• How to complete this task
Some lines below hold "Adjustments". Pick them out and copy them.

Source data
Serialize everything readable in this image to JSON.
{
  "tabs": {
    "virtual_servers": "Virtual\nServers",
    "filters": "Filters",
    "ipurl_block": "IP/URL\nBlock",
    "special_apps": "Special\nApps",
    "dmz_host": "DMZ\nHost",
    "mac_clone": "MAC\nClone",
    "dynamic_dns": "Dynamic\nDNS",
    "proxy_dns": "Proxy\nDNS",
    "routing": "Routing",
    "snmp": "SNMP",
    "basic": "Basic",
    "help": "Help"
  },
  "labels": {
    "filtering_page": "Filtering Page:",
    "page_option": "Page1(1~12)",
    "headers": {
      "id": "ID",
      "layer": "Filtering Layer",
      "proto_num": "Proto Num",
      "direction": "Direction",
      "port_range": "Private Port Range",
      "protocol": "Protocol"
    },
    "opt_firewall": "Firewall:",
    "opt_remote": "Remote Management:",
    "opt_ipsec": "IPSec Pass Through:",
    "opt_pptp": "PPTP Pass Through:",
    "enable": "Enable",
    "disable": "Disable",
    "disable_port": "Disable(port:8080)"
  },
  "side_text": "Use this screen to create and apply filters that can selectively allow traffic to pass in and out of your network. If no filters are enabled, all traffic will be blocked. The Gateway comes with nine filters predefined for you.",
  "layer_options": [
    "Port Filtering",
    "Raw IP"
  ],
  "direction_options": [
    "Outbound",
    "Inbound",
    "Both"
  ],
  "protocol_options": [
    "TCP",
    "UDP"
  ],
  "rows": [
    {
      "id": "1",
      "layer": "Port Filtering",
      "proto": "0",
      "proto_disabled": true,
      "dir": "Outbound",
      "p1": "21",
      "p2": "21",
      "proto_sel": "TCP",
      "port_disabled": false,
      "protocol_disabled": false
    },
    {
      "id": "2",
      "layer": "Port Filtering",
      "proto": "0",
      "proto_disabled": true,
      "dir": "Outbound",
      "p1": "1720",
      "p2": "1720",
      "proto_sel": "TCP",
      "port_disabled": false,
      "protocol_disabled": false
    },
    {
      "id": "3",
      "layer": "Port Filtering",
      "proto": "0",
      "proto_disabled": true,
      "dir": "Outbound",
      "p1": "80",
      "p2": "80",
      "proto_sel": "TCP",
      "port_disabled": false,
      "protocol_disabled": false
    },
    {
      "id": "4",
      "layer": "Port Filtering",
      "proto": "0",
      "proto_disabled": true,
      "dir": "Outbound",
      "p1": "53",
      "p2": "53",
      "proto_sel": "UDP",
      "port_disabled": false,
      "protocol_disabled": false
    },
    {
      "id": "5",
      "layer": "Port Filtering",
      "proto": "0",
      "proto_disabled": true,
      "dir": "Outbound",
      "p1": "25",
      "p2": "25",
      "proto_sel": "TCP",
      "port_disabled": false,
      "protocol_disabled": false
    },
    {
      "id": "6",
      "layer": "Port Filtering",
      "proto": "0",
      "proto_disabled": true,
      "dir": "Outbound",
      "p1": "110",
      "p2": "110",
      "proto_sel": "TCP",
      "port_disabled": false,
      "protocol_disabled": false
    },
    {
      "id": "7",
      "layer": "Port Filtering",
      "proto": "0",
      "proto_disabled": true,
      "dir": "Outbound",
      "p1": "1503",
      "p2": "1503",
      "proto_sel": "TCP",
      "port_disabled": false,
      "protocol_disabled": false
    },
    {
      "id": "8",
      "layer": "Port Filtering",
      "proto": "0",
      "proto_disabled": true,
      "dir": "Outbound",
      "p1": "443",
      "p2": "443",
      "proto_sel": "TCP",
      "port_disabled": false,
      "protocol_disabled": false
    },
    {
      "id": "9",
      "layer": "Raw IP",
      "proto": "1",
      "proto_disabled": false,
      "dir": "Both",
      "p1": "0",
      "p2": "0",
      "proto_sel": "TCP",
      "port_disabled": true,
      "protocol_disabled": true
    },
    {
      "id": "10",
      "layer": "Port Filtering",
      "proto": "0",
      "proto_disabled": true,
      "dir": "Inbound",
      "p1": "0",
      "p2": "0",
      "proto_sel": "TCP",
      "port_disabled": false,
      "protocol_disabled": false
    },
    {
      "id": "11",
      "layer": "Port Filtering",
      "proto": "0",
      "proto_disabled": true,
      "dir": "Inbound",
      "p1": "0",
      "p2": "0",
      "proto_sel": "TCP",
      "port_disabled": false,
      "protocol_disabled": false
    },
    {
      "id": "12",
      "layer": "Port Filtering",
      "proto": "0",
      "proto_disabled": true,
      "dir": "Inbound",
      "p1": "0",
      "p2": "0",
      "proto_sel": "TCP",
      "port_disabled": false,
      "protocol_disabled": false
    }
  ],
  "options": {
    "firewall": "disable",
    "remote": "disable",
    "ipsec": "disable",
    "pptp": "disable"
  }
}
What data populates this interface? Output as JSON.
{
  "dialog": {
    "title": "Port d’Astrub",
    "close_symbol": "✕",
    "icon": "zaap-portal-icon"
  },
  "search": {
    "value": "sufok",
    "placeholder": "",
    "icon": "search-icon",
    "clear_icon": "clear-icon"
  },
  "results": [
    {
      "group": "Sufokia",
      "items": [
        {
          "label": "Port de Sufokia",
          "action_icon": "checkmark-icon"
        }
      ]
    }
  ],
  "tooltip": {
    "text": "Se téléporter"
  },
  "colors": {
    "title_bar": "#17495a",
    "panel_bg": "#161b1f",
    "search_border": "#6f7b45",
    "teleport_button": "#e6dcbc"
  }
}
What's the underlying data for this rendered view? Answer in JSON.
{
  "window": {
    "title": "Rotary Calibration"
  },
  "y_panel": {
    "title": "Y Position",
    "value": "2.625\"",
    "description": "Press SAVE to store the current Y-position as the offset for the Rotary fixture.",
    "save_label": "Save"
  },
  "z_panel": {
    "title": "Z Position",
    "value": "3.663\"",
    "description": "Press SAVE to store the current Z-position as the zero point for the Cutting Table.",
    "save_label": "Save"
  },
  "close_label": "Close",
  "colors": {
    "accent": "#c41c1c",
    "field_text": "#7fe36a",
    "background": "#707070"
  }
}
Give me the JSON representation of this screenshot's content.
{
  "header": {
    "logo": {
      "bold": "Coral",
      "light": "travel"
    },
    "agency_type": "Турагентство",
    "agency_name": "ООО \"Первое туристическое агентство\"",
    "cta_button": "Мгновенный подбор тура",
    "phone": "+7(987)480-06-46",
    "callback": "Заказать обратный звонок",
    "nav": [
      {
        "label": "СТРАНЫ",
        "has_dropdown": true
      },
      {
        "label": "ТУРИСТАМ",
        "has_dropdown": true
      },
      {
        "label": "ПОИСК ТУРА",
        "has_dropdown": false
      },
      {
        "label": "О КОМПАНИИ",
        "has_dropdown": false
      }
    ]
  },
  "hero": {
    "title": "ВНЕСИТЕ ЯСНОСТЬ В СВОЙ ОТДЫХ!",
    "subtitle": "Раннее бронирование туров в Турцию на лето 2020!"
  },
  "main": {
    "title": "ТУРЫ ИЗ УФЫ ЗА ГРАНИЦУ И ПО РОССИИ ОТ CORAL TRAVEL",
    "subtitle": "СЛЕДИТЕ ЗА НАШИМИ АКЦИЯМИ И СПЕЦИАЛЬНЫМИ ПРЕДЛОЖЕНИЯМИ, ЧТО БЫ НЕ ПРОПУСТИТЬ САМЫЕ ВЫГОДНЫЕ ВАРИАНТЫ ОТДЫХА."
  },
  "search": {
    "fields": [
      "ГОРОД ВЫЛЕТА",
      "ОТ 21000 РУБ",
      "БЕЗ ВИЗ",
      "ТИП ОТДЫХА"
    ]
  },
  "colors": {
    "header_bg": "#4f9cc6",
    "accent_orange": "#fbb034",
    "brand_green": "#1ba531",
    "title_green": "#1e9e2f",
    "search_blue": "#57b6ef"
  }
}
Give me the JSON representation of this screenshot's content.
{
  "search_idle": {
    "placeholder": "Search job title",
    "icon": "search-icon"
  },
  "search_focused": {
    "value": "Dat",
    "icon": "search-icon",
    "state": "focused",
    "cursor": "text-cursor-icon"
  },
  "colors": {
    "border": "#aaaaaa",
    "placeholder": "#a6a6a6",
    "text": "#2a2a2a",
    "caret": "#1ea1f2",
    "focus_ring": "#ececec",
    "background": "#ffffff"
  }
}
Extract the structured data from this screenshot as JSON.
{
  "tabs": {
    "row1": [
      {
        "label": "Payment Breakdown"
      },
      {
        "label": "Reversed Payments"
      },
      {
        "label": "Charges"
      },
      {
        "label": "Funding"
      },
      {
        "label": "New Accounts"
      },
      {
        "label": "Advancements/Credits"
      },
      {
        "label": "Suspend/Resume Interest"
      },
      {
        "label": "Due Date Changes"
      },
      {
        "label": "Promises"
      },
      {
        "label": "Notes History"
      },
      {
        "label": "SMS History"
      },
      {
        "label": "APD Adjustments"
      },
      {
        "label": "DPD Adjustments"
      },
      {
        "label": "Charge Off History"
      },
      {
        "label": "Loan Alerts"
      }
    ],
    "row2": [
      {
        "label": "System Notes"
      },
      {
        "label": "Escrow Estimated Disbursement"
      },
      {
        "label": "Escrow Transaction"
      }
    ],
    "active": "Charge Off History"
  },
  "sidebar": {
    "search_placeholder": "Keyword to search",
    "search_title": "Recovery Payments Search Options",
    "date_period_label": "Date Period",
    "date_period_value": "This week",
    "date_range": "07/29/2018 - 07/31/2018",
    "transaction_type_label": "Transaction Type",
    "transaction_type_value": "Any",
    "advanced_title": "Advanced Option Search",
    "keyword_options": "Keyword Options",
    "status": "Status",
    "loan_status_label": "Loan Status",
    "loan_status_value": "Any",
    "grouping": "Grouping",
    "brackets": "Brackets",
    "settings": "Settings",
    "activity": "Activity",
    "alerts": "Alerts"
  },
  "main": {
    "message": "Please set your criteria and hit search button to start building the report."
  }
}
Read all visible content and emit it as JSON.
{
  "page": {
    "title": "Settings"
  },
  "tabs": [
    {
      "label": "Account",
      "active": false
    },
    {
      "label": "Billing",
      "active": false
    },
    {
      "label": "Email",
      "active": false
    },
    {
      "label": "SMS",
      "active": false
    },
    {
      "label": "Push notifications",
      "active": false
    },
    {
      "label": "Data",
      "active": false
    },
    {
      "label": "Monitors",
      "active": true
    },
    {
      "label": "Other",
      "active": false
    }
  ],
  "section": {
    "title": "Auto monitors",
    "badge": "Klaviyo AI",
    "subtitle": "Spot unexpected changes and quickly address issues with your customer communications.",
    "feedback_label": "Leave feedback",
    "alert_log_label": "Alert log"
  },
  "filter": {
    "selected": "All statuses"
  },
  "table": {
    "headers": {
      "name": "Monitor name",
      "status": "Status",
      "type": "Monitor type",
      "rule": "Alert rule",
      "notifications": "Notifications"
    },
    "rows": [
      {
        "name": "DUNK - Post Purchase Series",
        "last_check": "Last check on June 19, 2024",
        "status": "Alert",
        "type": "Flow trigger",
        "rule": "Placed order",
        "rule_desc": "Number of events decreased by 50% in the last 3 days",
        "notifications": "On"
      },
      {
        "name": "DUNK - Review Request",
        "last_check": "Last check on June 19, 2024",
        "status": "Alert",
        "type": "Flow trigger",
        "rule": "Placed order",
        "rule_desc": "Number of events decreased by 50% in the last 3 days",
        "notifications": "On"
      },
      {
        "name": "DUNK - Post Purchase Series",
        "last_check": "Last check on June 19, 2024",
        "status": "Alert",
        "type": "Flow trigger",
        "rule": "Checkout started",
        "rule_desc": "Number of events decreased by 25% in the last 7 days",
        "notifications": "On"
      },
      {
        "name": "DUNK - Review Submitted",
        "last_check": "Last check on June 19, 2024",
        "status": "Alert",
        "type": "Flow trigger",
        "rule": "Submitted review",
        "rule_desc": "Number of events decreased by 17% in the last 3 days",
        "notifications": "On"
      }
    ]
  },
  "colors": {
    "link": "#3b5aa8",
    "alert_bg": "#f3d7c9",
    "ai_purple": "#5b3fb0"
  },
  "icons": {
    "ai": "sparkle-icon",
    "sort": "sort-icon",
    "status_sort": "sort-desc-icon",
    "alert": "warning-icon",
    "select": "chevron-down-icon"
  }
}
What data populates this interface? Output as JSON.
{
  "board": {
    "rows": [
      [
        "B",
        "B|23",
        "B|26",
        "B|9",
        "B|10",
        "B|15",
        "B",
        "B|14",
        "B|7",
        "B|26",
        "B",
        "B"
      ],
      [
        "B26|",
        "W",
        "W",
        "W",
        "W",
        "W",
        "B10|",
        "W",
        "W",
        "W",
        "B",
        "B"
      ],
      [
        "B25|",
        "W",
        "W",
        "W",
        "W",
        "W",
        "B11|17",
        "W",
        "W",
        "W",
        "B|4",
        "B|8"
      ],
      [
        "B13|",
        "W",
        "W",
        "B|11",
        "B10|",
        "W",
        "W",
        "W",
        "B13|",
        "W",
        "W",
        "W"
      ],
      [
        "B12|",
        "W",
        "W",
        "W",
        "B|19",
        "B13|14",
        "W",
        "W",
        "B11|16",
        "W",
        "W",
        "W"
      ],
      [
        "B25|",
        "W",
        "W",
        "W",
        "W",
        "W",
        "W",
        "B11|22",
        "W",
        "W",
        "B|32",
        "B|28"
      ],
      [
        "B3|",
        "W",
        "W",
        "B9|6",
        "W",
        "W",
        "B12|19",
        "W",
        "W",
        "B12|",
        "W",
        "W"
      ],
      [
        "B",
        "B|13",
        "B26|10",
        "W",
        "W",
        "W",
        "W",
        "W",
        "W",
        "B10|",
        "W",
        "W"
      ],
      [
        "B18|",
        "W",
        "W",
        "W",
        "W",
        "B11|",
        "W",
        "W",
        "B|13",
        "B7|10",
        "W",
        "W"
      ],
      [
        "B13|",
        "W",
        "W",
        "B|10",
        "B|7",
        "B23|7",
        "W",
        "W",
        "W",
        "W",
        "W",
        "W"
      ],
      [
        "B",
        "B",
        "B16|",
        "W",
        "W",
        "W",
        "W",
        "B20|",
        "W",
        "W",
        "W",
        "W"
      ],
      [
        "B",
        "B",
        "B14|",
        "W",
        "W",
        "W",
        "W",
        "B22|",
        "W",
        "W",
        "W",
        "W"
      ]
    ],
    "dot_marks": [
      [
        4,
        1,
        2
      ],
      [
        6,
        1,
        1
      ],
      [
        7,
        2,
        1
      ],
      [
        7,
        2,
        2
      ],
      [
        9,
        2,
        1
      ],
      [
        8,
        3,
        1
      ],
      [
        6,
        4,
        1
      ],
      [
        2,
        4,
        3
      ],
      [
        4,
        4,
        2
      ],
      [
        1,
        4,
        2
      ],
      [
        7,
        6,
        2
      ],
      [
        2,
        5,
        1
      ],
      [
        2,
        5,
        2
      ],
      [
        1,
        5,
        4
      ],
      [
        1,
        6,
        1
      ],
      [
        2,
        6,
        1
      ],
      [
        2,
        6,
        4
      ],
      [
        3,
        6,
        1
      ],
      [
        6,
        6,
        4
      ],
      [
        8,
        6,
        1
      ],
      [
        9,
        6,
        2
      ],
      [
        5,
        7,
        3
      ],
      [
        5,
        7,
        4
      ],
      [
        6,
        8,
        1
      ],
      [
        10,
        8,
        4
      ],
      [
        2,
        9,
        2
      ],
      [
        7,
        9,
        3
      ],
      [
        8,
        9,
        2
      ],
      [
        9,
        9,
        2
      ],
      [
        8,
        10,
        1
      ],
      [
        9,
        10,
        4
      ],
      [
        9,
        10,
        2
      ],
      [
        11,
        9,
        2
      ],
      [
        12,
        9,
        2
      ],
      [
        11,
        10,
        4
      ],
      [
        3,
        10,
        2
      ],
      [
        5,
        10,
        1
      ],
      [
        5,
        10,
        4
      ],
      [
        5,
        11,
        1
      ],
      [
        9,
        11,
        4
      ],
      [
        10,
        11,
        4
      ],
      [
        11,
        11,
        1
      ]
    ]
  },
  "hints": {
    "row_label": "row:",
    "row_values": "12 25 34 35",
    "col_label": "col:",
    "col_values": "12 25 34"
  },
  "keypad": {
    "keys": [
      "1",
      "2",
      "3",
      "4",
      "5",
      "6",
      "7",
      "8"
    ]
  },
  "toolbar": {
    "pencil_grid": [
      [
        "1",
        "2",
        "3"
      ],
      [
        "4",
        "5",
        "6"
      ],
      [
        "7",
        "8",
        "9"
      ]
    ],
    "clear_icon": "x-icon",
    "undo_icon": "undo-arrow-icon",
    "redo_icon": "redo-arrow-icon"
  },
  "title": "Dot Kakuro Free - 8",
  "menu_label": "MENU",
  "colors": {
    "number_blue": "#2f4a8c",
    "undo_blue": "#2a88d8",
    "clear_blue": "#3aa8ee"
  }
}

• Answer to this task
        "label": "APD Adjustments"
        "label": "DPD Adjustments"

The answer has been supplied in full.